D.C. Council Approves Outsourcing Lower-Priority Transports to Third-Party Ambulances

The D.C. Council has approved a plan to outsource lower-priority Fire & EMS transports to a third-party ambulance service.

The council voted unanimously Tuesday on the plan.

Under its present system, the D.C. Fire & EMS (FEMS) system is under significant strain as early as 9 a.m. daily, and is struggling to meet all calls for ambulances, Chief Gregory Dean said at a D.C. Council meeting last week.

The department has come under criticism in recent years for delays in response times and other problems.

Under the new plan, FEMS crews will still be the first responders on all 911 calls, but private ambulances would transport low-priority patients. 

Dean said Tuesday he hopes to have private ambulance on the streets within four to six weeks, much sooner than he'd anticipated.

The plan would continue for a one-year test period. When that year is up, officials will review how the plan is working.

However, council members said they don't want to privatize the service indefinitely.

"We need to make sure that we have good response time, as well as be training our workers so that we have a world-class EMS system," said Council member Elissa Silverman. "We are falling very short."

Dean said he was grateful for the Council's support, but remained noncommittal on whether this would be a short- or long-term fix. However, he did say he wants the new ambulances in service sooner rather than later.

"We're thinking in the next four to six weeks, based on us being able to talk to the major companies, and see what they can and cannot do," Dean said. "It may be longer, but our hope is that we can do it immediately."

D.C. FEMS will start taking bids from companies soon. There are no details on what the plan is expected to cost.

Officials also added a few amendments to their initial proposal, including requiring quarterly reports from both FEMS and the private company, detailing how many runs were made, how long the calls lasted, and where patients were picked up and dropped off.

They also removed a provision that would have protected third-party ambulance companies from any civil litigation against them.

Under the new plan, FEMS will assess patients to determine when to request a third-party transport, but would still transport those with critical injuries or illnesses, such as cardiac arrest, stroke or major trauma. Third-party ambulances will take patients with concerns such as cold symptoms, twisted ankles or minor cuts.

Right now, nearly 70 percent of calls are classified as "basic life support," or non-life-threatening cases, according to a report prepared by Dean. Those ambulances have an EMT on board but no paramedic. Another 23 percent of calls are for the more serious "advanced life support," according to the report. More than 10 percent of calls don't require transport.

There's been a notable spike in calls to FEMS in recent years, with the department getting more than 500 calls a day, according to Dean's report. The increase has resulted in delays; Dean said the average ambulance response time has been as long as 17 minutes.

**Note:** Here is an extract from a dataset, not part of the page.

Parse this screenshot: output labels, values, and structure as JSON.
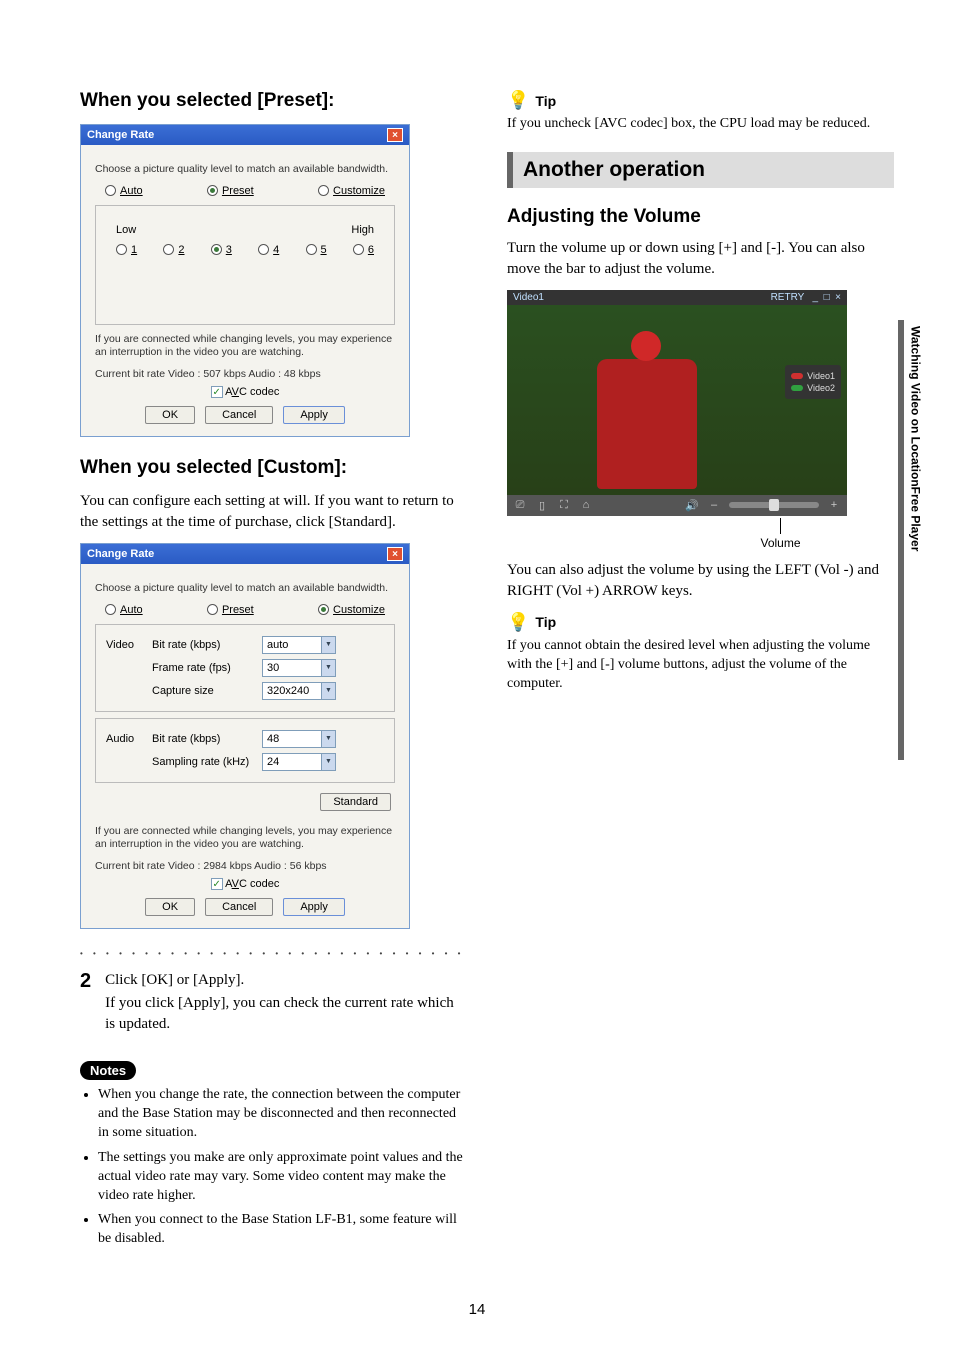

At last week's council meeting, Mayor Muriel Bowser said she's concerned about the city being sued over the delays.

Contact Us